This week is European Media Literacy Week, an initiative from the European Commission designed to “underline the societal importance of media literacy and promote media literacy initiatives and projects across the EU”.

Our research, based on data from the 2018 Digital News Report, suggests that particular focus on social media is needed. Just 28% of people across a sample of 21 EU countries know that algorithms select most of what we see on the Facebook news feed.

Media literacy has been much debated in recent years, especially following widespread concern over misinformation, disinformation, and low trust in the news media. There’s disagreement over what constitutes good media literacy, but given that social media is now a key part of many Europeans’ information diets, an understanding of how social networks make decisions about what to show people is an important component.

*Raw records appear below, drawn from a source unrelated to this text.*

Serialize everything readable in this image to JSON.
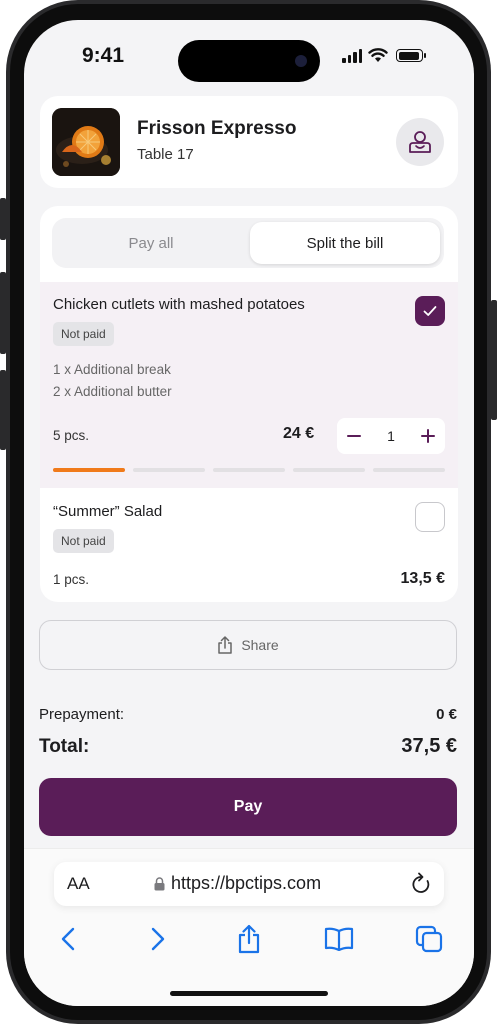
{
  "status_bar": {
    "time": "9:41"
  },
  "restaurant": {
    "name": "Frisson Expresso",
    "table": "Table 17"
  },
  "tabs": {
    "pay_all": "Pay all",
    "split_bill": "Split the bill",
    "active": "split_bill"
  },
  "items": [
    {
      "name": "Chicken cutlets with mashed potatoes",
      "status": "Not paid",
      "selected": true,
      "modifiers": [
        "1 x Additional break",
        "2 x Additional butter"
      ],
      "quantity": "5 pcs.",
      "price": "24 €",
      "stepper_value": "1",
      "progress_segments": 5,
      "progress_filled": 1
    },
    {
      "name": "“Summer” Salad",
      "status": "Not paid",
      "selected": false,
      "quantity": "1 pcs.",
      "price": "13,5 €"
    }
  ],
  "share_label": "Share",
  "summary": {
    "prepayment_label": "Prepayment:",
    "prepayment_value": "0 €",
    "total_label": "Total:",
    "total_value": "37,5 €"
  },
  "pay_label": "Pay",
  "browser": {
    "aa_label": "AA",
    "url": "https://bpctips.com"
  },
  "colors": {
    "accent": "#5a1d58",
    "progress": "#f07a1a",
    "background": "#f4f4f6"
  }
}
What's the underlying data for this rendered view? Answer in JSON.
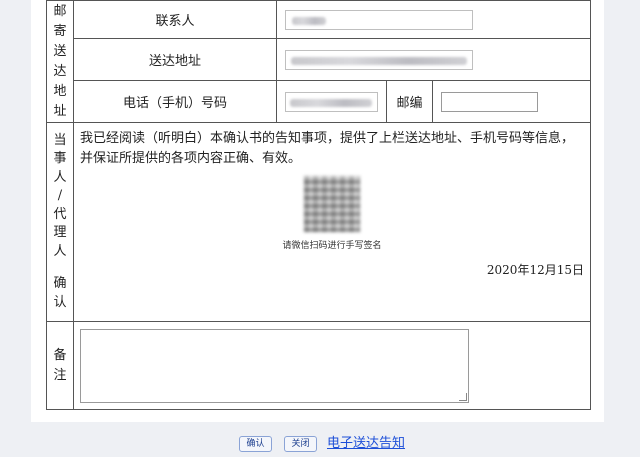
{
  "mailing": {
    "side_label": [
      "邮",
      "寄",
      "送",
      "达",
      "地",
      "址"
    ],
    "contact_label": "联系人",
    "address_label": "送达地址",
    "phone_label": "电话（手机）号码",
    "postcode_label": "邮编",
    "postcode_value": ""
  },
  "confirm": {
    "side_label": [
      "当",
      "事",
      "人",
      "/",
      "代",
      "理",
      "人",
      "",
      "确",
      "认"
    ],
    "statement": "我已经阅读（听明白）本确认书的告知事项，提供了上栏送达地址、手机号码等信息，并保证所提供的各项内容正确、有效。",
    "qr_caption": "请微信扫码进行手写签名",
    "date": "2020年12月15日"
  },
  "remarks": {
    "side_label": [
      "备",
      "注"
    ],
    "value": ""
  },
  "actions": {
    "confirm_label": "确认",
    "close_label": "关闭",
    "notice_link": "电子送达告知"
  }
}
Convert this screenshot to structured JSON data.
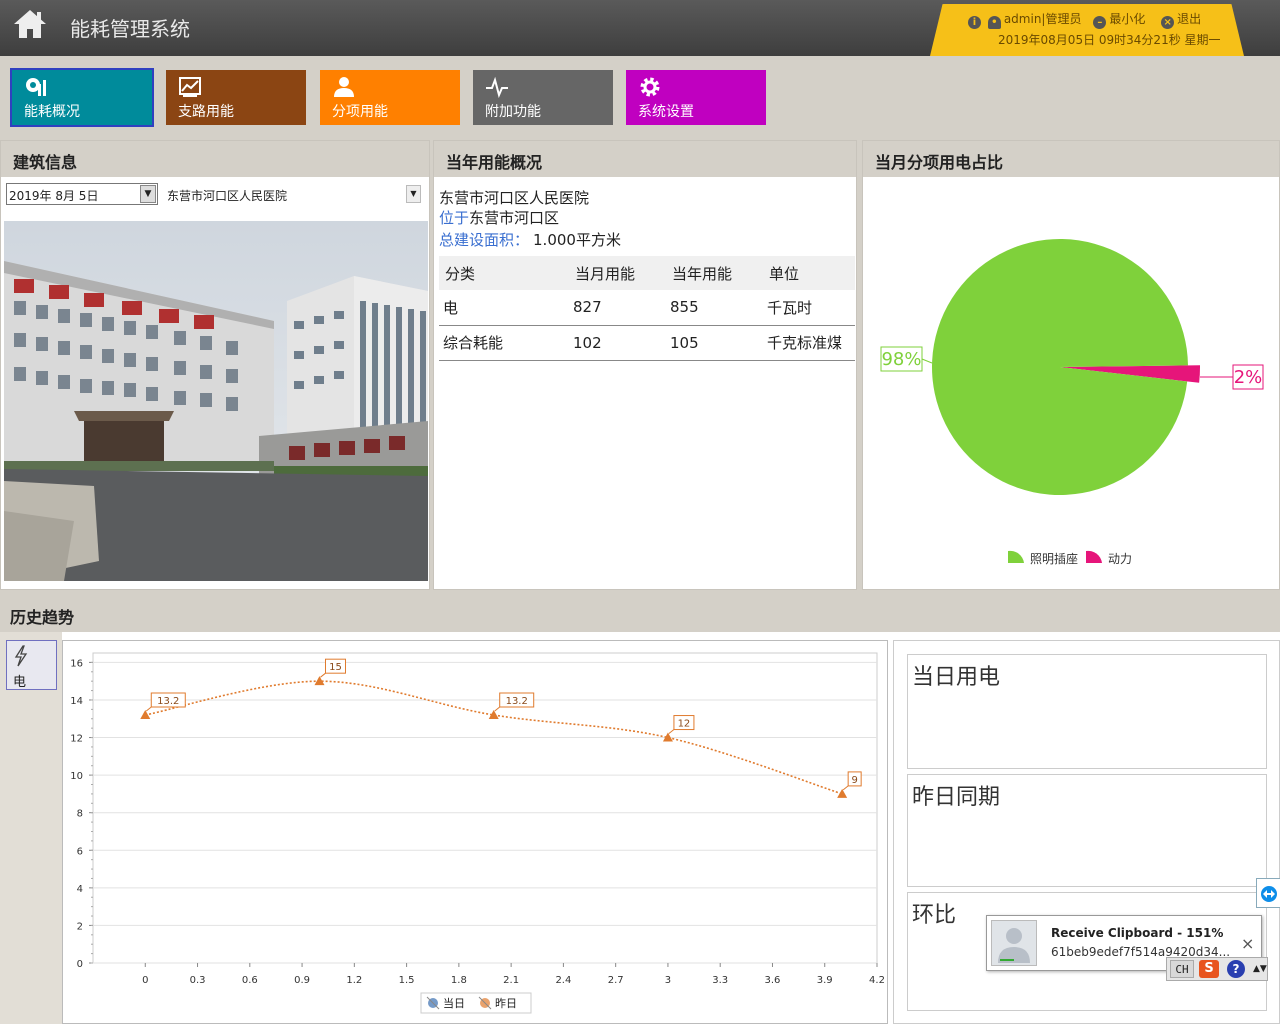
{
  "header": {
    "title": "能耗管理系统",
    "user": "admin|管理员",
    "minimize": "最小化",
    "logout": "退出",
    "datetime": "2019年08月05日 09时34分21秒 星期一"
  },
  "nav": [
    {
      "label": "能耗概况",
      "color": "#008b9b",
      "icon": "overview-icon"
    },
    {
      "label": "支路用能",
      "color": "#8b4513",
      "icon": "chart-icon"
    },
    {
      "label": "分项用能",
      "color": "#ff8000",
      "icon": "person-icon"
    },
    {
      "label": "附加功能",
      "color": "#666666",
      "icon": "pulse-icon"
    },
    {
      "label": "系统设置",
      "color": "#c000c0",
      "icon": "gear-icon"
    }
  ],
  "building": {
    "heading": "建筑信息",
    "date_value": "2019年  8月  5日",
    "location": "东营市河口区人民医院"
  },
  "yearly": {
    "heading": "当年用能概况",
    "name": "东营市河口区人民医院",
    "located_label": "位于",
    "located_value": "东营市河口区",
    "area_label": "总建设面积：",
    "area_value": "1.000平方米",
    "columns": [
      "分类",
      "当月用能",
      "当年用能",
      "单位"
    ],
    "rows": [
      [
        "电",
        "827",
        "855",
        "千瓦时"
      ],
      [
        "综合耗能",
        "102",
        "105",
        "千克标准煤"
      ]
    ]
  },
  "pie": {
    "heading": "当月分项用电占比",
    "chart_data": {
      "type": "pie",
      "slices": [
        {
          "name": "照明插座",
          "value": 98,
          "color": "#7fd13b",
          "label": "98%"
        },
        {
          "name": "动力",
          "value": 2,
          "color": "#e6157a",
          "label": "2%"
        }
      ]
    }
  },
  "history": {
    "heading": "历史趋势",
    "tab_label": "电",
    "chart_data": {
      "type": "line",
      "series": [
        {
          "name": "当日",
          "color": "#3a6fb0",
          "x": [],
          "y": []
        },
        {
          "name": "昨日",
          "color": "#e07b2e",
          "x": [
            0,
            1,
            2,
            3,
            4
          ],
          "y": [
            13.2,
            15,
            13.2,
            12,
            9
          ],
          "labels": [
            "13.2",
            "15",
            "13.2",
            "12",
            "9"
          ]
        }
      ],
      "xlim": [
        -0.3,
        4.2
      ],
      "ylim": [
        0,
        16.5
      ],
      "xticks": [
        "0",
        "0.3",
        "0.6",
        "0.9",
        "1.2",
        "1.5",
        "1.8",
        "2.1",
        "2.4",
        "2.7",
        "3",
        "3.3",
        "3.6",
        "3.9",
        "4.2"
      ],
      "yticks": [
        "0",
        "2",
        "4",
        "6",
        "8",
        "10",
        "12",
        "14",
        "16"
      ],
      "grid": true,
      "legend": "bottom"
    }
  },
  "stats": {
    "today": "当日用电",
    "yesterday": "昨日同期",
    "ratio": "环比"
  },
  "popup": {
    "title": "Receive Clipboard - 151%",
    "text": "61beb9edef7f514a9420d34...",
    "close": "×"
  },
  "tray": {
    "lang": "CH",
    "ime": "S",
    "help": "?"
  }
}
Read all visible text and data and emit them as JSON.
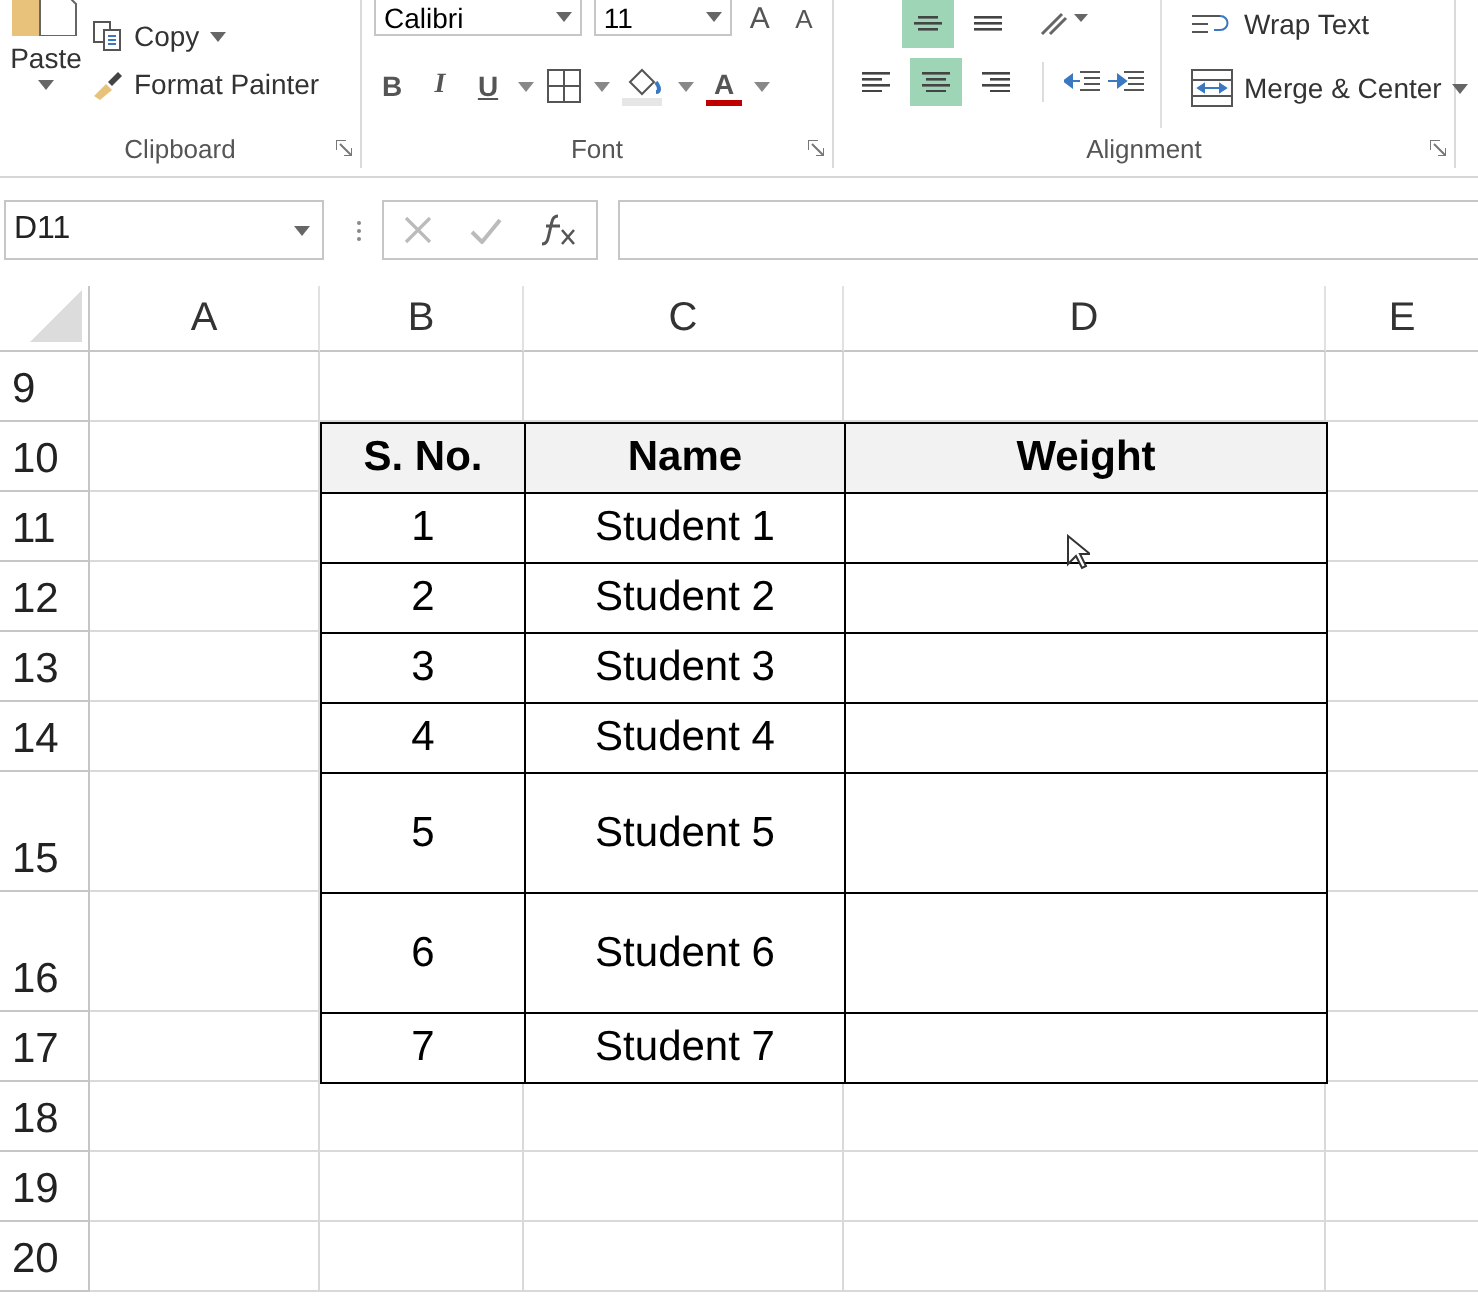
{
  "ribbon": {
    "clipboard": {
      "paste": "Paste",
      "copy": "Copy",
      "format_painter": "Format Painter",
      "label": "Clipboard"
    },
    "font": {
      "font_name": "Calibri",
      "font_size": "11",
      "grow": "A",
      "shrink": "A",
      "bold": "B",
      "italic": "I",
      "underline": "U",
      "font_color": "A",
      "label": "Font"
    },
    "alignment": {
      "top_row": [
        {
          "kind": "middle",
          "selected": true
        },
        {
          "kind": "bottom",
          "selected": false
        }
      ],
      "bottom_row": [
        {
          "kind": "left",
          "selected": false
        },
        {
          "kind": "center",
          "selected": true
        },
        {
          "kind": "right",
          "selected": false
        }
      ],
      "wrap_text": "Wrap Text",
      "merge_center": "Merge & Center",
      "label": "Alignment"
    }
  },
  "formula_bar": {
    "name_box": "D11"
  },
  "columns": [
    "A",
    "B",
    "C",
    "D",
    "E"
  ],
  "rows": [
    {
      "header": "9",
      "kind": "empty",
      "tall": false
    },
    {
      "header": "10",
      "kind": "header",
      "tall": false,
      "cells": [
        "S. No.",
        "Name",
        "Weight"
      ]
    },
    {
      "header": "11",
      "kind": "data",
      "tall": false,
      "cells": [
        "1",
        "Student 1"
      ]
    },
    {
      "header": "12",
      "kind": "data",
      "tall": false,
      "cells": [
        "2",
        "Student 2"
      ]
    },
    {
      "header": "13",
      "kind": "data",
      "tall": false,
      "cells": [
        "3",
        "Student 3"
      ]
    },
    {
      "header": "14",
      "kind": "data",
      "tall": false,
      "cells": [
        "4",
        "Student 4"
      ]
    },
    {
      "header": "15",
      "kind": "data",
      "tall": true,
      "cells": [
        "5",
        "Student 5"
      ]
    },
    {
      "header": "16",
      "kind": "data",
      "tall": true,
      "cells": [
        "6",
        "Student 6"
      ]
    },
    {
      "header": "17",
      "kind": "data",
      "tall": false,
      "cells": [
        "7",
        "Student 7"
      ]
    },
    {
      "header": "18",
      "kind": "empty",
      "tall": false
    },
    {
      "header": "19",
      "kind": "empty",
      "tall": false
    },
    {
      "header": "20",
      "kind": "empty",
      "tall": false
    }
  ]
}
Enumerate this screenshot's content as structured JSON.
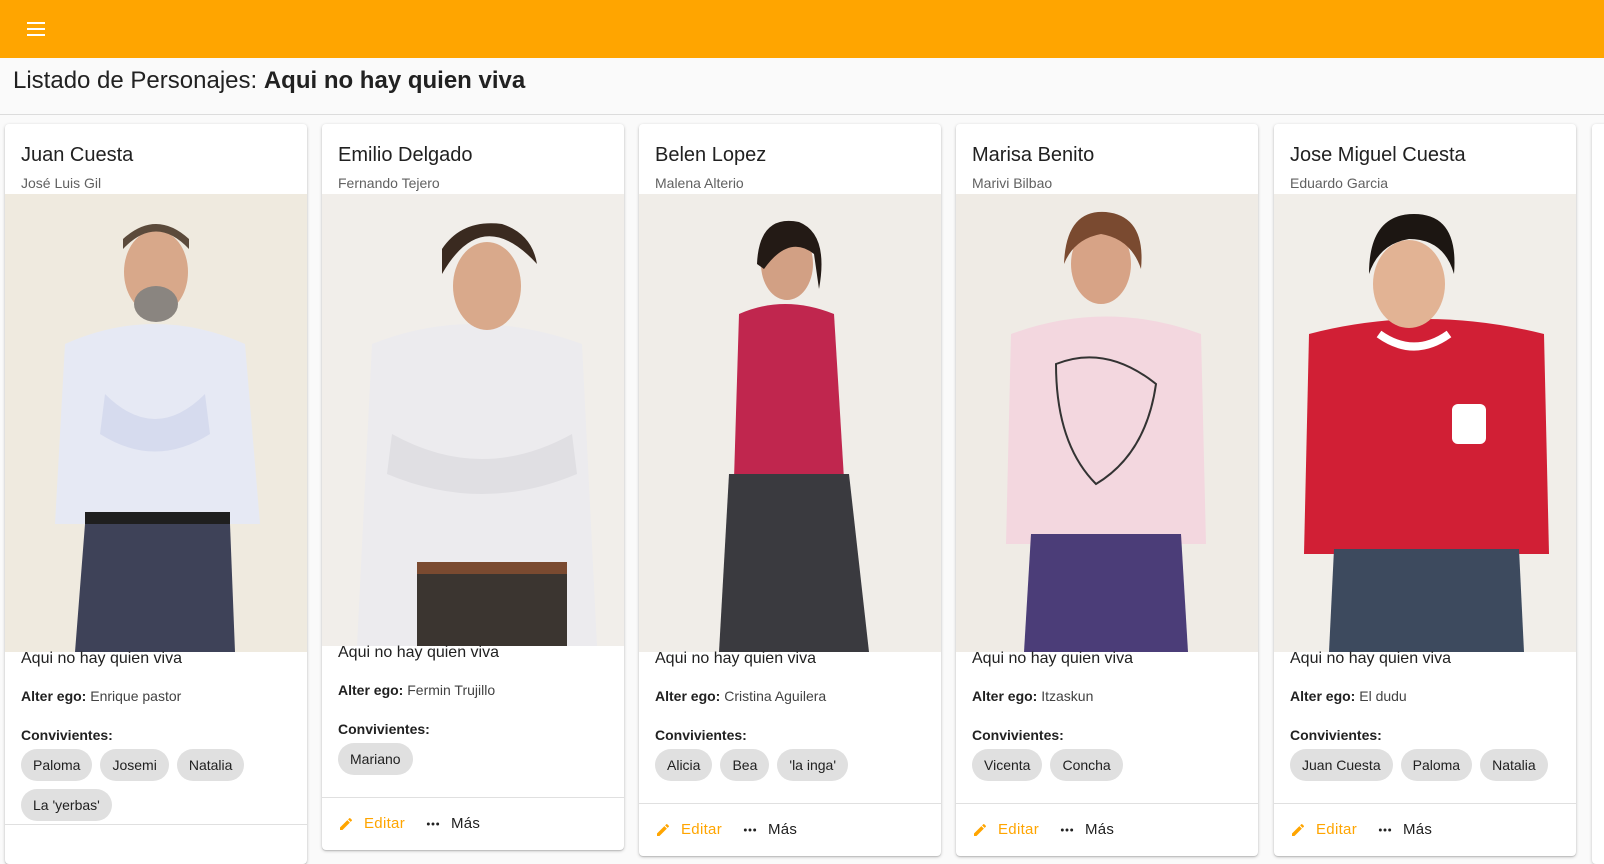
{
  "header": {
    "menu_icon": "menu-icon",
    "toolbar_color": "#ffa500"
  },
  "page": {
    "title_prefix": "Listado de Personajes: ",
    "title_series": "Aqui no hay quien viva"
  },
  "labels": {
    "alter_ego": "Alter ego:",
    "convivientes": "Convivientes:",
    "edit": "Editar",
    "more": "Más"
  },
  "characters": [
    {
      "name": "Juan Cuesta",
      "actor": "José Luis Gil",
      "series": "Aqui no hay quien viva",
      "alter_ego": "Enrique pastor",
      "convivientes": [
        "Paloma",
        "Josemi",
        "Natalia",
        "La 'yerbas'"
      ]
    },
    {
      "name": "Emilio Delgado",
      "actor": "Fernando Tejero",
      "series": "Aqui no hay quien viva",
      "alter_ego": "Fermin Trujillo",
      "convivientes": [
        "Mariano"
      ]
    },
    {
      "name": "Belen Lopez",
      "actor": "Malena Alterio",
      "series": "Aqui no hay quien viva",
      "alter_ego": "Cristina Aguilera",
      "convivientes": [
        "Alicia",
        "Bea",
        "'la inga'"
      ]
    },
    {
      "name": "Marisa Benito",
      "actor": "Marivi Bilbao",
      "series": "Aqui no hay quien viva",
      "alter_ego": "Itzaskun",
      "convivientes": [
        "Vicenta",
        "Concha"
      ]
    },
    {
      "name": "Jose Miguel Cuesta",
      "actor": "Eduardo Garcia",
      "series": "Aqui no hay quien viva",
      "alter_ego": "El dudu",
      "convivientes": [
        "Juan Cuesta",
        "Paloma",
        "Natalia"
      ]
    }
  ]
}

As part of our 2018 Digital News Report, we used an online survey across 21 of the 28 EU countries to measure how much people know about how the news is made. One question asked people how most of the individual decisions about what news stories to show people on Facebook are made.


Awareness of social media news feed


Just 28% of people were able to correctly specify that most of the individual decisions about what news stories to show people on Facebook are made by computer analysis of what stories might interest them.[1] Perhaps more surprisingly, the same number (28%) incorrectly thought that most news stories are selected by editors and journalists, either working for news outlets (15%) or for Facebook (13%). One-in-ten (9%) thought that news is selected at random.

As ever, there are country differences. In Finland, 39% answered this question correctly. In France, it was 19%. People also do better at answering questions on other topics (e.g. 48% are able to identify that the public broadcaster does not primarily depend on advertising for financial support). But leaving these differences to one side, it is clear that knowledge of how Facebook works is less widespread than it could—and perhaps should—be.

Calls for more media literacy are sometimes met with eye-rolling. There can be a tendency to see more education as the solution to every complex social problem. Others, perhaps, simply don’t find it interesting enough as a response. Yet, our own research has shown that people with higher levels of news literacy do seem to navigate the media environment differently. They are, for example, more likely to consider the news source, and less likely to consider the number of comments, likes and shares, when deciding whether a news story on social media is worth their time.

Media literacy is not a silver bullet, and increasing it will not make problems like online misinformation and low news trust go away. But in light of the fact that people with higher levels of media literacy do seem to behave differently, we should be careful not to dismiss it as a viable intervention.

[1] We intentionally avoided using the word ‘algorithm’ given that this is a technical term that may have confused some respondents.